So Just What IS the Difference Between an Ale and a Lager?
Sometimes a new customer will walk into the Civil Life and look up at the menu board and then say, “I like an ale … do you have an ale?” As a matter of fact, we have twelve right now. What these customers (many of whom are probably new to craft beer) probably mean is that they like some specific ale, most likely a standard pale ale.
Those who have done any home brewing will have a pretty good grasp on the fundamental differences between ales and lagers, but others are often operating from some assumptions or generalizations that aren’t necessarily true. For example, some automatically think ales are rich and heavy, while lagers are light and crisp. In the case of porter and pilsner, this is certainly true. But consider a doppelbock (a strong, rich type of lager) against a mild ale or a table beer.
The primary difference between an ale and a lager is the type of yeast used during fermentation. The primary yeasts used by brewers fall into two categories.
Ale yeast strains are top-fermenting (meaning they rise to the top during fermentation) and generally work best at higher temperatures (in the 70 degrees Fahrenheit range). These yeast strains can produce estery (fruity) characteristics.
Lager yeast strains are bottom-fermenting (meaning they tend to settle to the bottom during fermentation. They are typically used at cooler temperatures (in the 50 degrees Fahrenheit range). There are exceptions such as “Common beer” which uses lager yeast at warmer temperatures. These beers ferment faster and have a richer malt profile. Most lagers, however, take considerably longer to ferment and must be lagered (stored at cold temperatures for weeks before they are ready).
Whether light or dark in color, lagers are generally clean and crisp without the slight estery fruitiness common in some ales. The lagering process helps achieve this crisp, clean quality, as well as better clarity.
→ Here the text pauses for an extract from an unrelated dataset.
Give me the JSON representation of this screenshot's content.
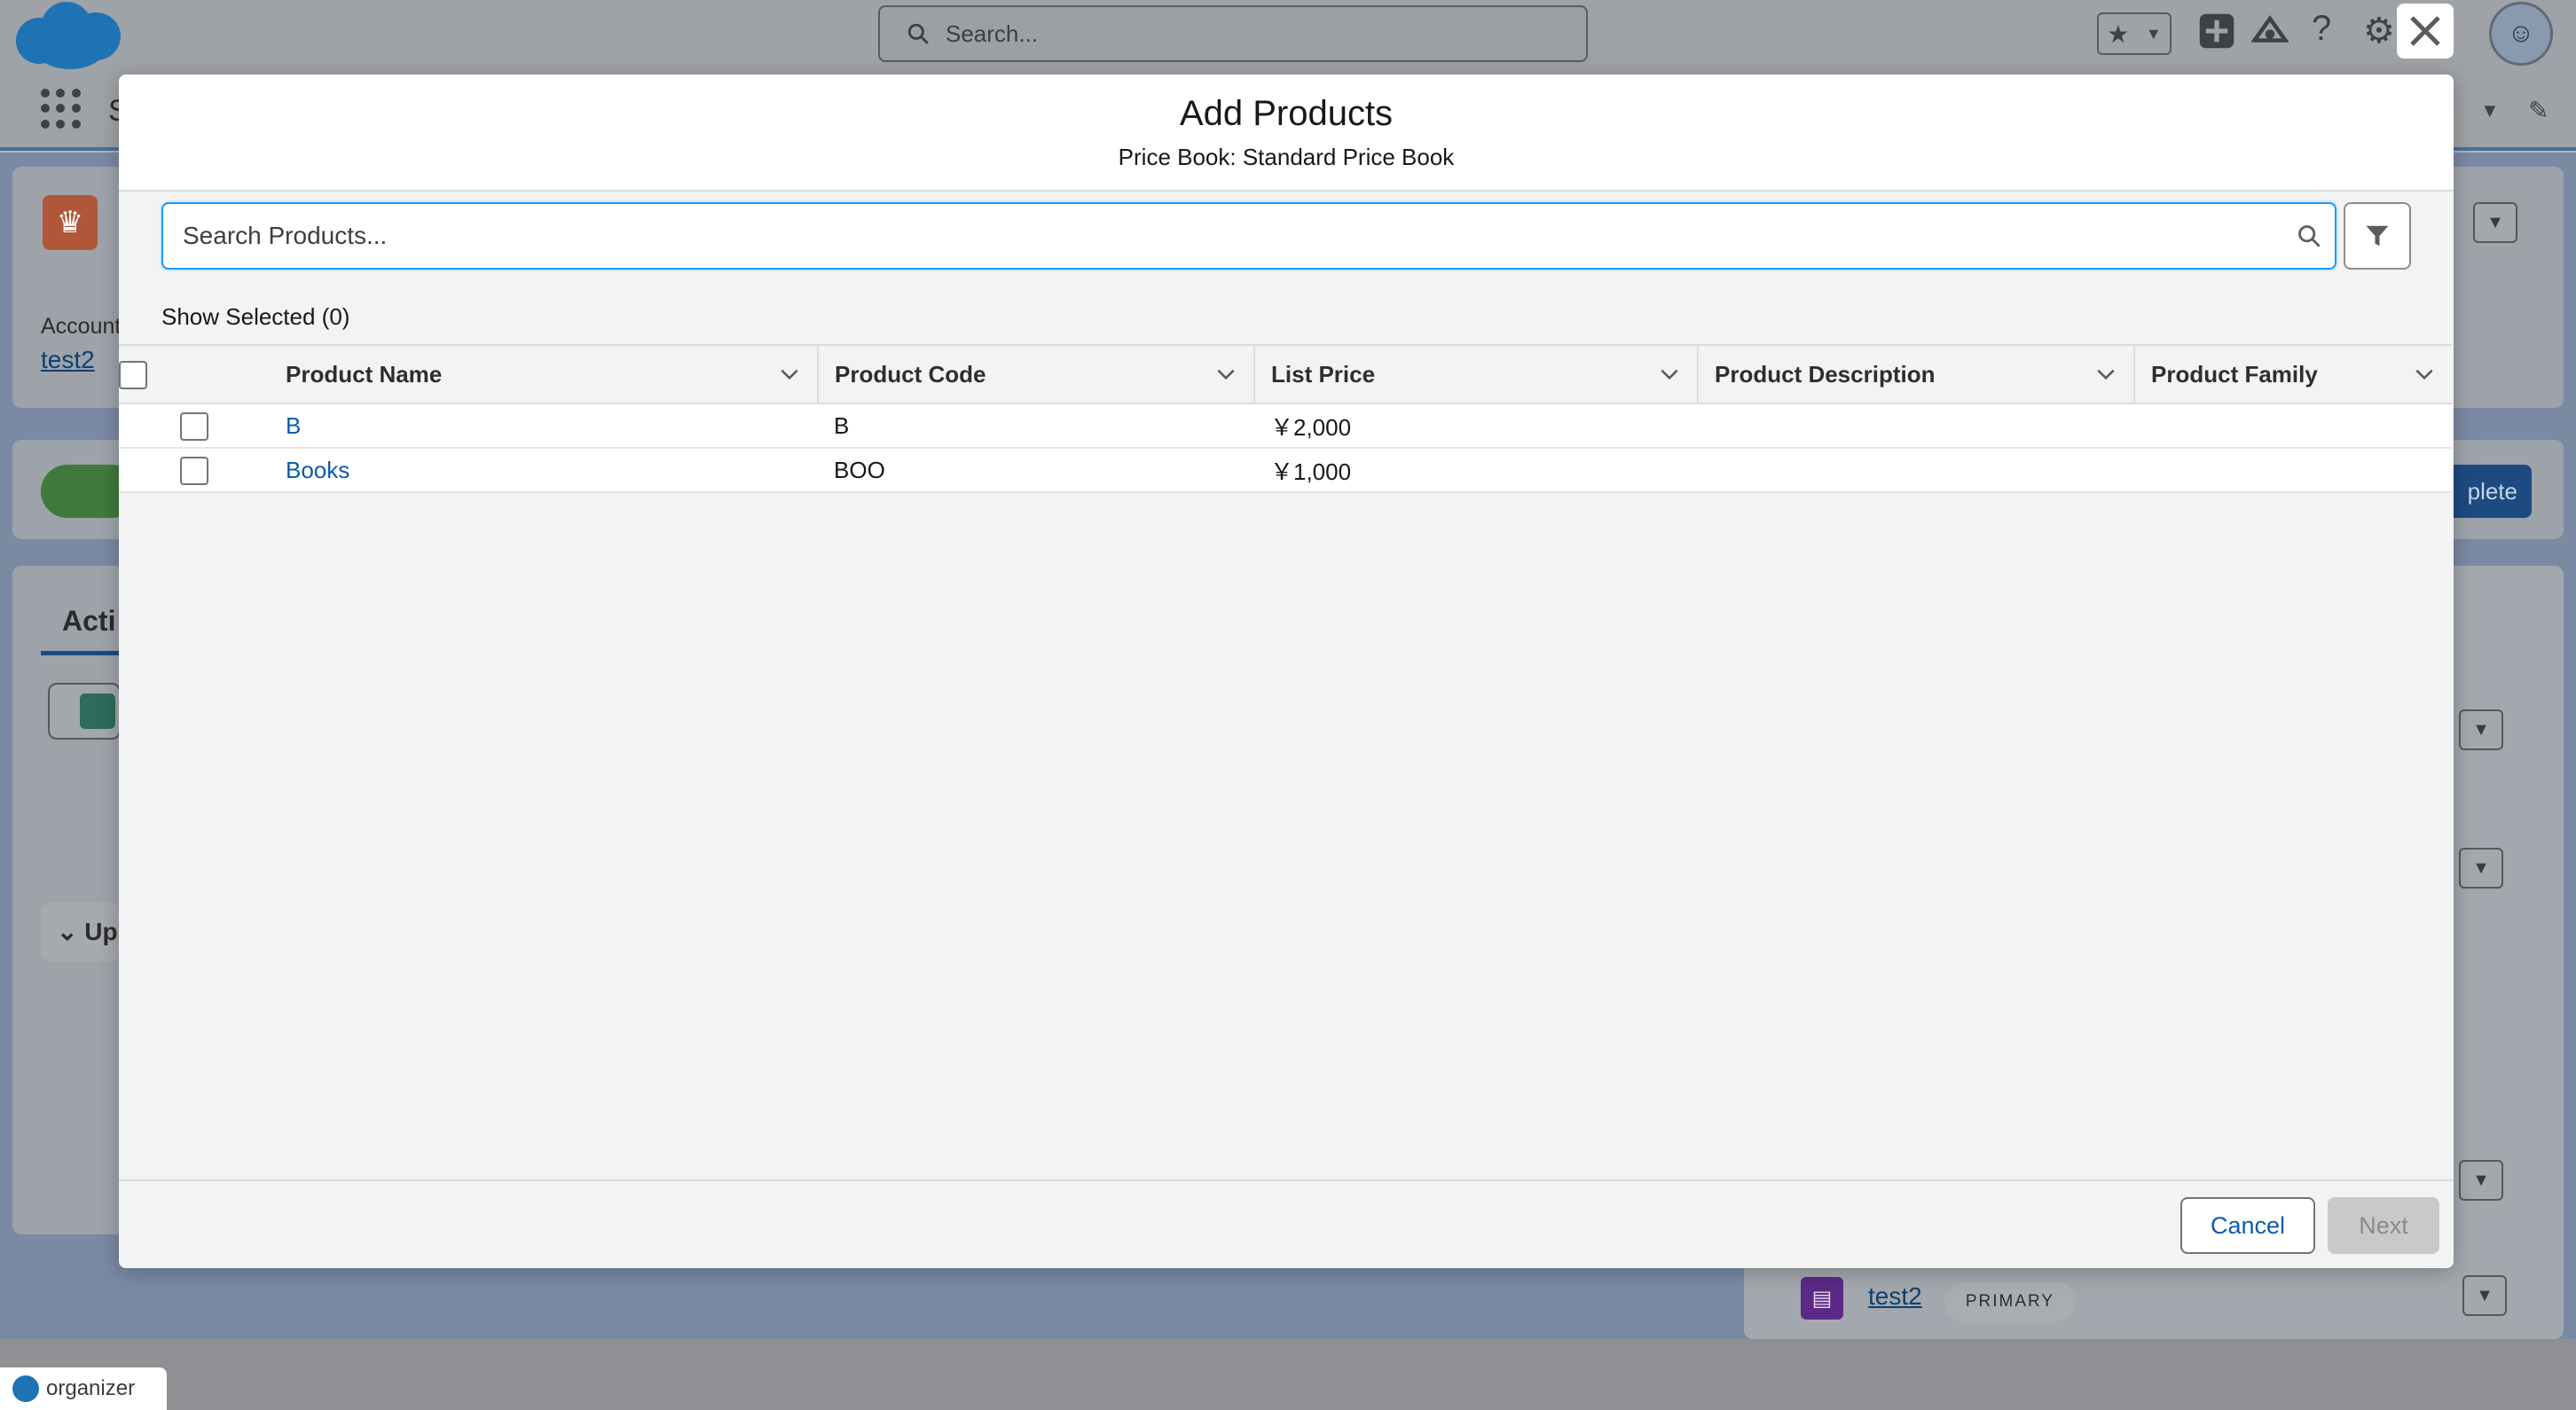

The dark decades between the end of prohibition and the birth of craft brewing in the U.S. is partly to blame for another beer misconception, that lagers are flavorless. The big domestic breweries produced very light lagers (including “light” or “lite” versions of those light lagers). These beers had almost nothing in common with the excellent European pilsners they were originally modeled on. Beer expert Michael Jackson once sardonically commended the big American breweries for successfully removing the very last vestiges of flavor from their beers. Now that’s a little too “clean”!
For the most part, American craft breweries have mostly focused on ales, in part because they can be made more quickly. At the Civil Life, we, too, have focused mostly on making traditional ales, but once a year we bring in a lager yeast strain and brew some excellent beers. We are currently starting this year’s series of lagers!
Stay tuned for an update on what lagers are coming and when you can expect to taste them. The first should be ready next month. Until then, keep drinking Civil ales!
~ Dr. Patrick Hurley of Tower Grove South
The Civil Blog has returned. It is predominantly authored by Civil Life Barman, Dr. Patrick Hurley, who can be found tending to our bar patrons on Tuesdays, Thursdays and Saturdays. He is also responsible for tending to our draft lines, which is recognized as one of our most important tasks. Special guest writers will appear from time to time. We hope reading this blog will give you much insight about the Civil Life and most importantly help you understand a bit more about all of us that work here and the beers we put our hearts into.